DATA EXCERPTS section start

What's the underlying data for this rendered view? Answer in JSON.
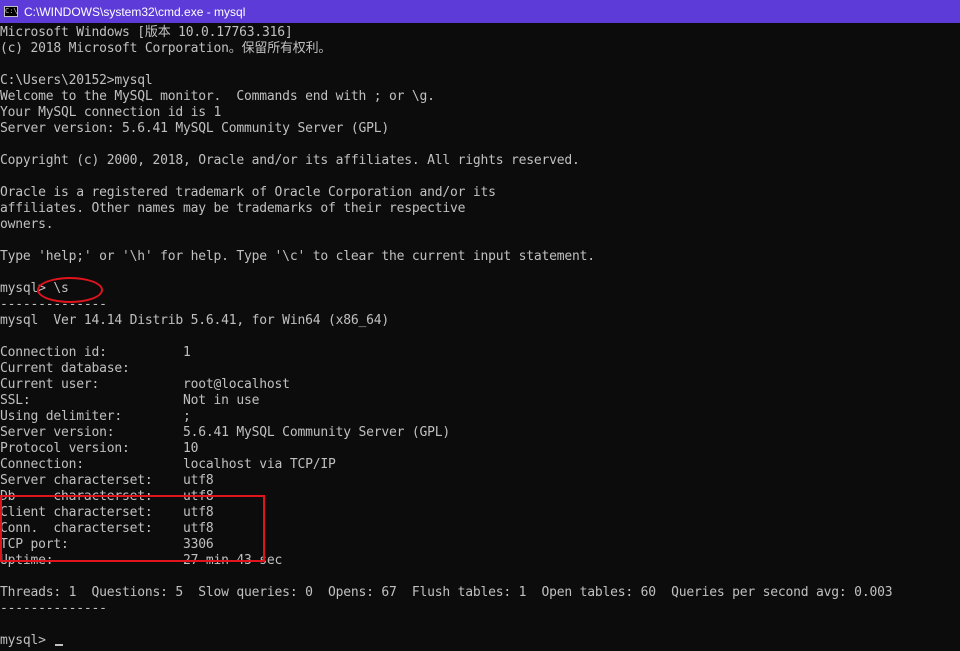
{
  "window": {
    "title": "C:\\WINDOWS\\system32\\cmd.exe - mysql",
    "icon": "cmd-icon",
    "colors": {
      "titlebar": "#5c3bd8",
      "background": "#0c0c0c",
      "text": "#c0c0c0",
      "annotation": "#e0141c"
    }
  },
  "console": {
    "lines": [
      "Microsoft Windows [版本 10.0.17763.316]",
      "(c) 2018 Microsoft Corporation。保留所有权利。",
      "",
      "C:\\Users\\20152>mysql",
      "Welcome to the MySQL monitor.  Commands end with ; or \\g.",
      "Your MySQL connection id is 1",
      "Server version: 5.6.41 MySQL Community Server (GPL)",
      "",
      "Copyright (c) 2000, 2018, Oracle and/or its affiliates. All rights reserved.",
      "",
      "Oracle is a registered trademark of Oracle Corporation and/or its",
      "affiliates. Other names may be trademarks of their respective",
      "owners.",
      "",
      "Type 'help;' or '\\h' for help. Type '\\c' to clear the current input statement.",
      "",
      "mysql> \\s",
      "--------------",
      "mysql  Ver 14.14 Distrib 5.6.41, for Win64 (x86_64)",
      "",
      "Connection id:          1",
      "Current database:",
      "Current user:           root@localhost",
      "SSL:                    Not in use",
      "Using delimiter:        ;",
      "Server version:         5.6.41 MySQL Community Server (GPL)",
      "Protocol version:       10",
      "Connection:             localhost via TCP/IP",
      "Server characterset:    utf8",
      "Db     characterset:    utf8",
      "Client characterset:    utf8",
      "Conn.  characterset:    utf8",
      "TCP port:               3306",
      "Uptime:                 27 min 43 sec",
      "",
      "Threads: 1  Questions: 5  Slow queries: 0  Opens: 67  Flush tables: 1  Open tables: 60  Queries per second avg: 0.003",
      "--------------",
      "",
      "mysql> "
    ]
  }
}
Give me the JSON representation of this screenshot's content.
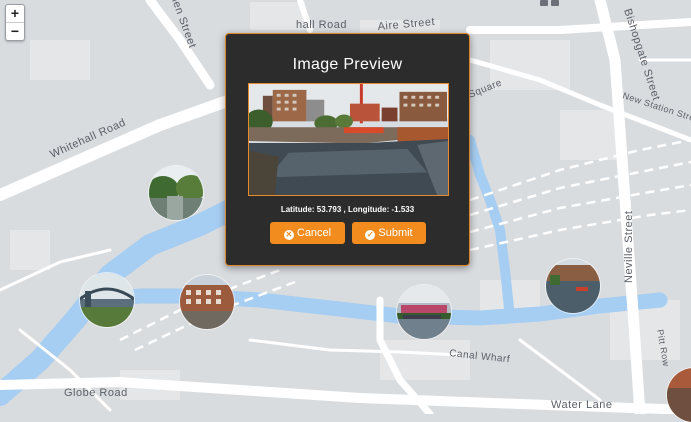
{
  "map": {
    "streets": {
      "whitehall_road": "Whitehall Road",
      "street_upper": "ien Street",
      "hall_road": "hall Road",
      "aire_street": "Aire Street",
      "bishopgate_street": "Bishopgate Street",
      "new_station_street": "New Station Street",
      "square": "Square",
      "neville_street": "Neville Street",
      "pitt_row": "Pitt Row",
      "globe_road": "Globe Road",
      "canal_wharf": "Canal Wharf",
      "water_lane": "Water Lane"
    },
    "zoom": {
      "in_label": "+",
      "out_label": "−"
    }
  },
  "modal": {
    "title": "Image Preview",
    "coordinates": "Latitude: 53.793 , Longitude: -1.533",
    "cancel_label": "Cancel",
    "submit_label": "Submit"
  },
  "colors": {
    "water": "#a6cdf2",
    "land": "#d9dcdf",
    "road": "#ffffff",
    "accent": "#f28c1e",
    "modal_bg": "#2c2c2c"
  },
  "icons": {
    "cancel": "times-circle-icon",
    "submit": "check-circle-icon"
  }
}
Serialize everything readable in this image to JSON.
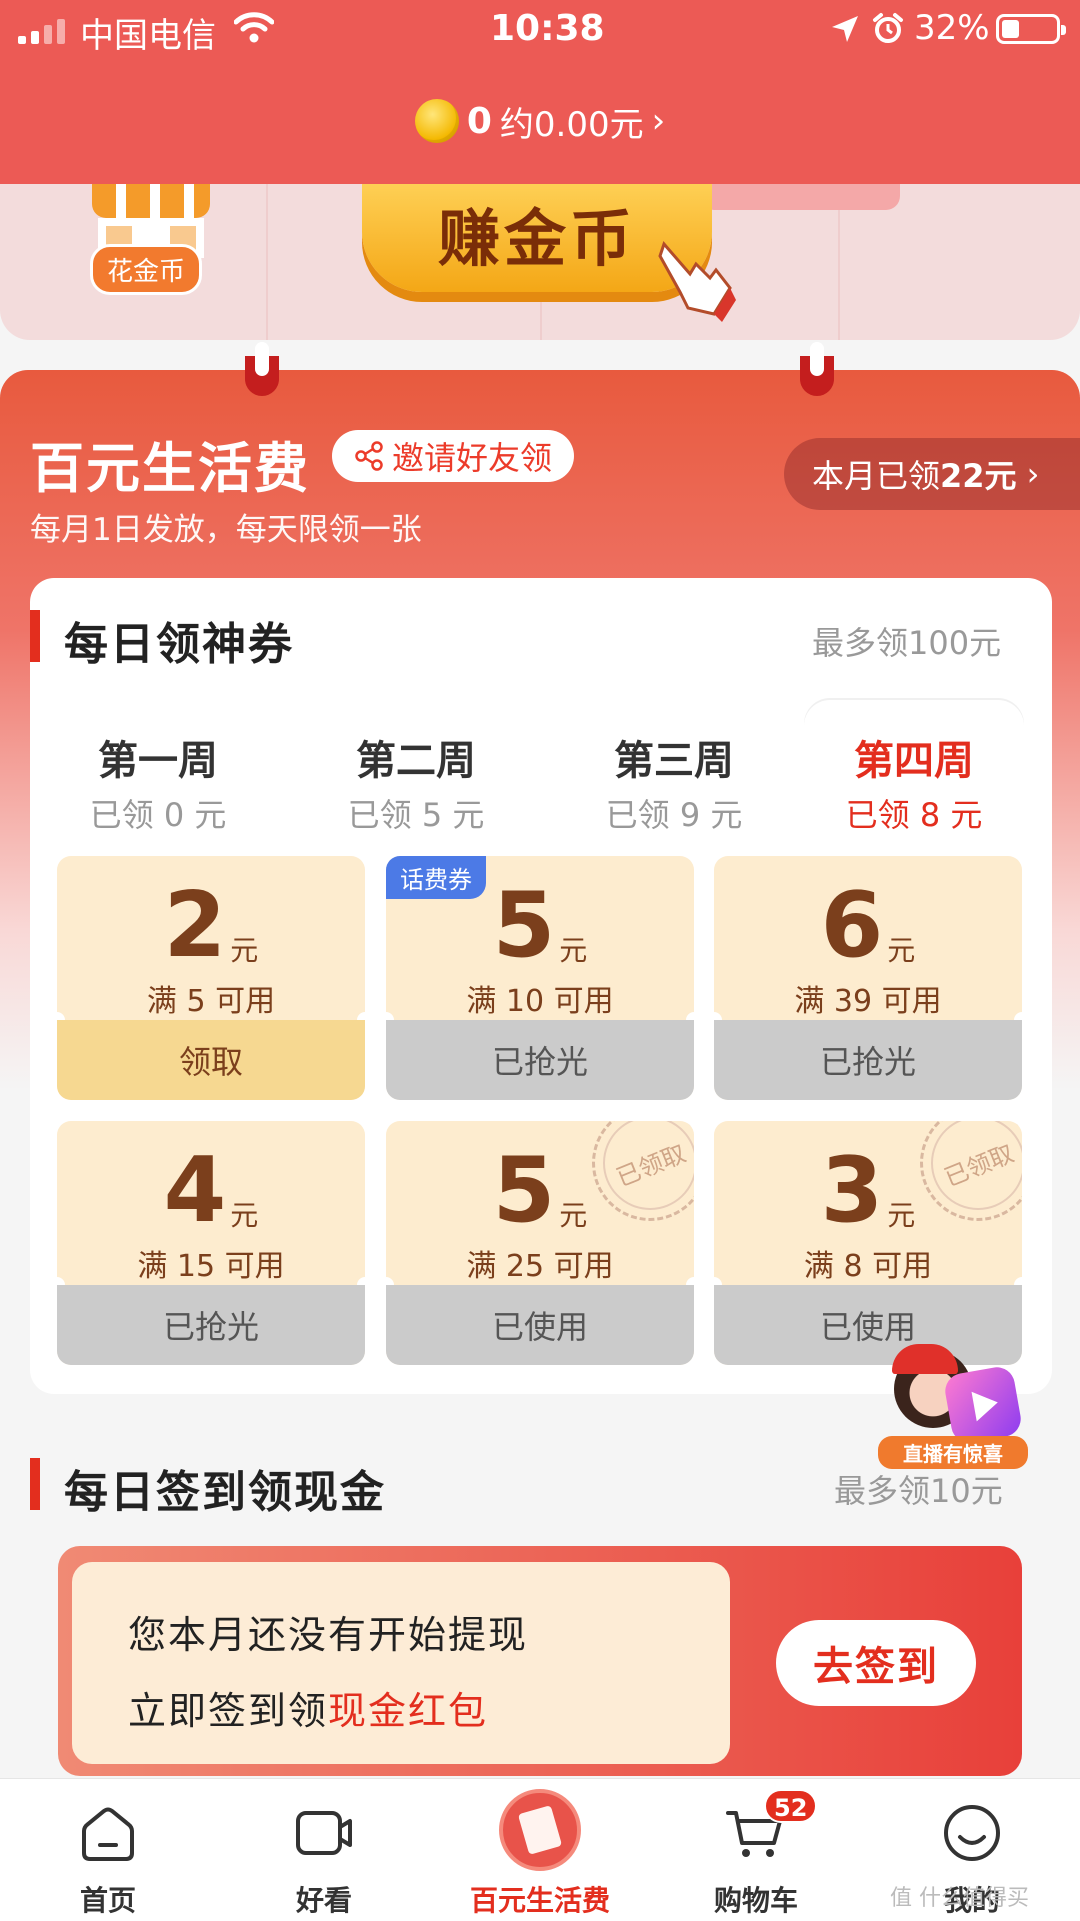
{
  "status_bar": {
    "carrier": "中国电信",
    "time": "10:38",
    "battery_percent": "32%",
    "battery_level": 0.32,
    "icons": [
      "signal-icon",
      "wifi-icon",
      "location-arrow-icon",
      "alarm-icon",
      "battery-icon"
    ]
  },
  "header": {
    "coin_count": "0",
    "coin_value": "约0.00元",
    "chevron": "›"
  },
  "banner": {
    "spend_label": "花金币",
    "earn_label": "赚金币"
  },
  "section": {
    "title": "百元生活费",
    "invite_label": "邀请好友领",
    "subtitle": "每月1日发放，每天限领一张",
    "month_prefix": "本月已领",
    "month_amount": "22元",
    "chevron": "›"
  },
  "daily_coupons": {
    "title": "每日领神券",
    "max_label": "最多领100元",
    "weeks": [
      {
        "name": "第一周",
        "value": "已领 0 元",
        "active": false
      },
      {
        "name": "第二周",
        "value": "已领 5 元",
        "active": false
      },
      {
        "name": "第三周",
        "value": "已领 9 元",
        "active": false
      },
      {
        "name": "第四周",
        "value": "已领 8 元",
        "active": true
      }
    ],
    "coupons": [
      {
        "amount": "2",
        "unit": "元",
        "condition": "满 5 可用",
        "action": "领取",
        "state": "claimable"
      },
      {
        "amount": "5",
        "unit": "元",
        "condition": "满 10 可用",
        "action": "已抢光",
        "state": "sold-out",
        "tag": "话费券"
      },
      {
        "amount": "6",
        "unit": "元",
        "condition": "满 39 可用",
        "action": "已抢光",
        "state": "sold-out"
      },
      {
        "amount": "4",
        "unit": "元",
        "condition": "满 15 可用",
        "action": "已抢光",
        "state": "sold-out"
      },
      {
        "amount": "5",
        "unit": "元",
        "condition": "满 25 可用",
        "action": "已使用",
        "state": "used",
        "stamp": "已领取"
      },
      {
        "amount": "3",
        "unit": "元",
        "condition": "满 8 可用",
        "action": "已使用",
        "state": "used",
        "stamp": "已领取"
      }
    ]
  },
  "live_badge": {
    "label": "直播有惊喜"
  },
  "daily_signin": {
    "title": "每日签到领现金",
    "max_label": "最多领10元",
    "line1": "您本月还没有开始提现",
    "line2_prefix": "立即签到领",
    "line2_highlight": "现金红包",
    "button": "去签到"
  },
  "tabbar": {
    "tabs": [
      {
        "label": "首页",
        "icon": "home-icon",
        "active": false
      },
      {
        "label": "好看",
        "icon": "video-icon",
        "active": false
      },
      {
        "label": "百元生活费",
        "icon": "living-allowance-icon",
        "active": true
      },
      {
        "label": "购物车",
        "icon": "cart-icon",
        "active": false,
        "badge": "52"
      },
      {
        "label": "我的",
        "icon": "smile-profile-icon",
        "active": false
      }
    ]
  },
  "watermark": "值 什么值得买",
  "colors": {
    "brand_red": "#e32e1e",
    "header_red": "#ec5a55",
    "coupon_bg": "#fdeccf",
    "coupon_brown": "#7b3f1c",
    "claim_gold": "#f6d891",
    "tag_blue": "#4c7ae6"
  }
}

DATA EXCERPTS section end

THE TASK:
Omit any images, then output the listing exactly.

RESULT OF THE TASK:
What's the underlying data for this rendered view? Answer in JSON.
{
  "window": {
    "title": "C:\\WINDOWS\\system32\\cmd.exe - mysql",
    "icon": "cmd-icon",
    "colors": {
      "titlebar": "#5c3bd8",
      "background": "#0c0c0c",
      "text": "#c0c0c0",
      "annotation": "#e0141c"
    }
  },
  "console": {
    "lines": [
      "Microsoft Windows [版本 10.0.17763.316]",
      "(c) 2018 Microsoft Corporation。保留所有权利。",
      "",
      "C:\\Users\\20152>mysql",
      "Welcome to the MySQL monitor.  Commands end with ; or \\g.",
      "Your MySQL connection id is 1",
      "Server version: 5.6.41 MySQL Community Server (GPL)",
      "",
      "Copyright (c) 2000, 2018, Oracle and/or its affiliates. All rights reserved.",
      "",
      "Oracle is a registered trademark of Oracle Corporation and/or its",
      "affiliates. Other names may be trademarks of their respective",
      "owners.",
      "",
      "Type 'help;' or '\\h' for help. Type '\\c' to clear the current input statement.",
      "",
      "mysql> \\s",
      "--------------",
      "mysql  Ver 14.14 Distrib 5.6.41, for Win64 (x86_64)",
      "",
      "Connection id:          1",
      "Current database:",
      "Current user:           root@localhost",
      "SSL:                    Not in use",
      "Using delimiter:        ;",
      "Server version:         5.6.41 MySQL Community Server (GPL)",
      "Protocol version:       10",
      "Connection:             localhost via TCP/IP",
      "Server characterset:    utf8",
      "Db     characterset:    utf8",
      "Client characterset:    utf8",
      "Conn.  characterset:    utf8",
      "TCP port:               3306",
      "Uptime:                 27 min 43 sec",
      "",
      "Threads: 1  Questions: 5  Slow queries: 0  Opens: 67  Flush tables: 1  Open tables: 60  Queries per second avg: 0.003",
      "--------------",
      "",
      "mysql> "
    ]
  }
}
Give me the JSON representation of this screenshot's content.
{
  "map": {
    "streets": {
      "whitehall_road": "Whitehall Road",
      "street_upper": "ien Street",
      "hall_road": "hall Road",
      "aire_street": "Aire Street",
      "bishopgate_street": "Bishopgate Street",
      "new_station_street": "New Station Street",
      "square": "Square",
      "neville_street": "Neville Street",
      "pitt_row": "Pitt Row",
      "globe_road": "Globe Road",
      "canal_wharf": "Canal Wharf",
      "water_lane": "Water Lane"
    },
    "zoom": {
      "in_label": "+",
      "out_label": "−"
    }
  },
  "modal": {
    "title": "Image Preview",
    "coordinates": "Latitude: 53.793 , Longitude: -1.533",
    "cancel_label": "Cancel",
    "submit_label": "Submit"
  },
  "colors": {
    "water": "#a6cdf2",
    "land": "#d9dcdf",
    "road": "#ffffff",
    "accent": "#f28c1e",
    "modal_bg": "#2c2c2c"
  },
  "icons": {
    "cancel": "times-circle-icon",
    "submit": "check-circle-icon"
  }
}
Serialize everything readable in this image to JSON.
{
  "status_bar": {
    "carrier": "中国电信",
    "time": "10:38",
    "battery_percent": "32%",
    "battery_level": 0.32,
    "icons": [
      "signal-icon",
      "wifi-icon",
      "location-arrow-icon",
      "alarm-icon",
      "battery-icon"
    ]
  },
  "header": {
    "coin_count": "0",
    "coin_value": "约0.00元",
    "chevron": "›"
  },
  "banner": {
    "spend_label": "花金币",
    "earn_label": "赚金币"
  },
  "section": {
    "title": "百元生活费",
    "invite_label": "邀请好友领",
    "subtitle": "每月1日发放，每天限领一张",
    "month_prefix": "本月已领",
    "month_amount": "22元",
    "chevron": "›"
  },
  "daily_coupons": {
    "title": "每日领神券",
    "max_label": "最多领100元",
    "weeks": [
      {
        "name": "第一周",
        "value": "已领 0 元",
        "active": false
      },
      {
        "name": "第二周",
        "value": "已领 5 元",
        "active": false
      },
      {
        "name": "第三周",
        "value": "已领 9 元",
        "active": false
      },
      {
        "name": "第四周",
        "value": "已领 8 元",
        "active": true
      }
    ],
    "coupons": [
      {
        "amount": "2",
        "unit": "元",
        "condition": "满 5 可用",
        "action": "领取",
        "state": "claimable"
      },
      {
        "amount": "5",
        "unit": "元",
        "condition": "满 10 可用",
        "action": "已抢光",
        "state": "sold-out",
        "tag": "话费券"
      },
      {
        "amount": "6",
        "unit": "元",
        "condition": "满 39 可用",
        "action": "已抢光",
        "state": "sold-out"
      },
      {
        "amount": "4",
        "unit": "元",
        "condition": "满 15 可用",
        "action": "已抢光",
        "state": "sold-out"
      },
      {
        "amount": "5",
        "unit": "元",
        "condition": "满 25 可用",
        "action": "已使用",
        "state": "used",
        "stamp": "已领取"
      },
      {
        "amount": "3",
        "unit": "元",
        "condition": "满 8 可用",
        "action": "已使用",
        "state": "used",
        "stamp": "已领取"
      }
    ]
  },
  "live_badge": {
    "label": "直播有惊喜"
  },
  "daily_signin": {
    "title": "每日签到领现金",
    "max_label": "最多领10元",
    "line1": "您本月还没有开始提现",
    "line2_prefix": "立即签到领",
    "line2_highlight": "现金红包",
    "button": "去签到"
  },
  "tabbar": {
    "tabs": [
      {
        "label": "首页",
        "icon": "home-icon",
        "active": false
      },
      {
        "label": "好看",
        "icon": "video-icon",
        "active": false
      },
      {
        "label": "百元生活费",
        "icon": "living-allowance-icon",
        "active": true
      },
      {
        "label": "购物车",
        "icon": "cart-icon",
        "active": false,
        "badge": "52"
      },
      {
        "label": "我的",
        "icon": "smile-profile-icon",
        "active": false
      }
    ]
  },
  "watermark": "值 什么值得买",
  "colors": {
    "brand_red": "#e32e1e",
    "header_red": "#ec5a55",
    "coupon_bg": "#fdeccf",
    "coupon_brown": "#7b3f1c",
    "claim_gold": "#f6d891",
    "tag_blue": "#4c7ae6"
  }
}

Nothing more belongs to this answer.